Everything about this spring for the Orioles, and more likely everything about the Orioles for years to come, has been about young talent — the acquisition of it, and the development of it.
All the while, a pair of veterans with eight years of big league service time apiece — designated hitter Mark Trumbo and right-hander Andrew Cashner — hit important benchmarks on their paths to Opening Day in the Orioles' 6-4 Grapefruit League win over the Toronto Blue Jays at Ed Smith Stadium on Wednesday.
Trumbo, who had knee surgery in September, appeared in his first spring training game and grounded out twice while reporting no discomfort after running down the first base line. And Cashner, for the second straight outing, flirted with a soft cap of 30 pitches in an inning and pitched into the fourth, just as his schedule for this time of year would dictate.
Neither is participating in any of the hotly contested camp battles, and it's been nearly a decade since either populated a top prospects list.
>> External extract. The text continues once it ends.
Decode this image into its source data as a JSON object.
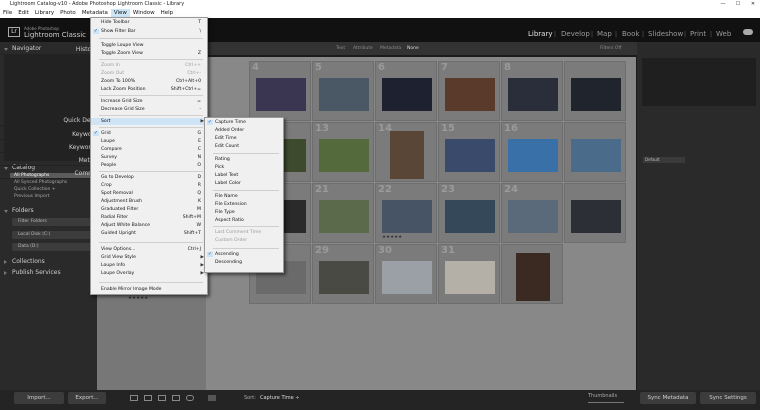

But they're just as important to the 2019 Orioles as anyone else, and days like Wednesday mattered for each.
"It's been a lot of work put in to kind of get out there — months and months of effort all leading up to it," Trumbo said. "It wasn't a great day at the plate, but it was rewarding. I think it feels pretty good. I got to run down the line. I was kind of hoping to put the ball in play. I don't really care if I got a hit or not. I was trying to stress it a little bit, and it feels normal. That's a good sign."
“He felt good,” manager Brandon Hyde said. “That’s good news.”
Trumbo noted that it wasn't emotional for him as much as he was happy for the training staff, including head athletic trainer Brian Ebel and rehabilitation coordinator Kyle Corrick, who couldn't hide their own excitement for him.
Now, it's a race against the clock to get enough at-bats to feel ready for Opening Day on March 28 in New York against the Yankees.
"I've tested it enough to know that it's solid, so I'm not really very worried until something pops up," Trumbo said. "But it feels normal. It feels strong. Now, it's just kind of getting as many at-bats as I can. ... I've tested it enough to know that it's solid, so I'm not really very worried until something pops up. But it feels normal. It feels strong. Now, it's just kind of getting as many at-bats as I can."
Cashner tries again
Last time out against the Boston Red Sox on March 8, Cashner had a clean first inning but ran into two-out trouble and couldn't finish the second before hitting that 30-pitch soft cap.
That repeated itself in a three-run second inning Wednesday, which featured a walk, a pair of soft singles and a well-hit double before Cashner was able to strike out Dalton Pompey and pitch into the fourth inning.
He ended up leaving the last out of the fourth to Yefry Ramirez, allowing three runs on five hits with a pair of walks and four strikeouts.
"I thought I looked good," Cashner said. "I thought my fastball was down in the zone. I'd have maybe liked to work on my curveball a little bit more, but I thought my changeups were down. There were a few pitches that I might have done a little bit differently in the season, but overall, the results were what I want.”
Said Hyde: “I wanted to try to extend him as long as we could, and I was hoping that inning wasn’t going to go any further. We talked a little bit about it. I thought he had really good stuff. He threw the ball well. Just some mistimed walks. You walk guys that you shouldn’t walk, you have the potential to open up a big inning. That three-run inning was a walk, a two-out walk to [Cavan] Biggio which allows their big boys to come up, and at the end of the game those guys hit one more time. It’s making quality pitches when you need to, and he did a nice job getting out of the inning.
“He showed really, really good stuff. I know he’s really happy with his slider today. It’s a positive outing, but just from a general standpoint with our pitchers, to be able to eliminate walks and eliminate innings is going to be big for us.”
Same guys every time
Hitting in Orioles camp has been extreme: either someone is on fire or can't buy a hit. Many of the run-producers in Wednesday's win were the usual standouts.
Infielder Drew Jackson had an RBI single to bring his average to .375 on a 1-for-3 day, and right fielder Joey Rickard had a two-run single in the sixth inning to climb to .367.
The pesky Orioles reserves reversed a 5-4 deficit in the eighth inning with a bases-loaded walk by Christopher Bostick, a scorched line-drive sacrifice fly by JC Escarra, and a single by Stevie Wilkerson.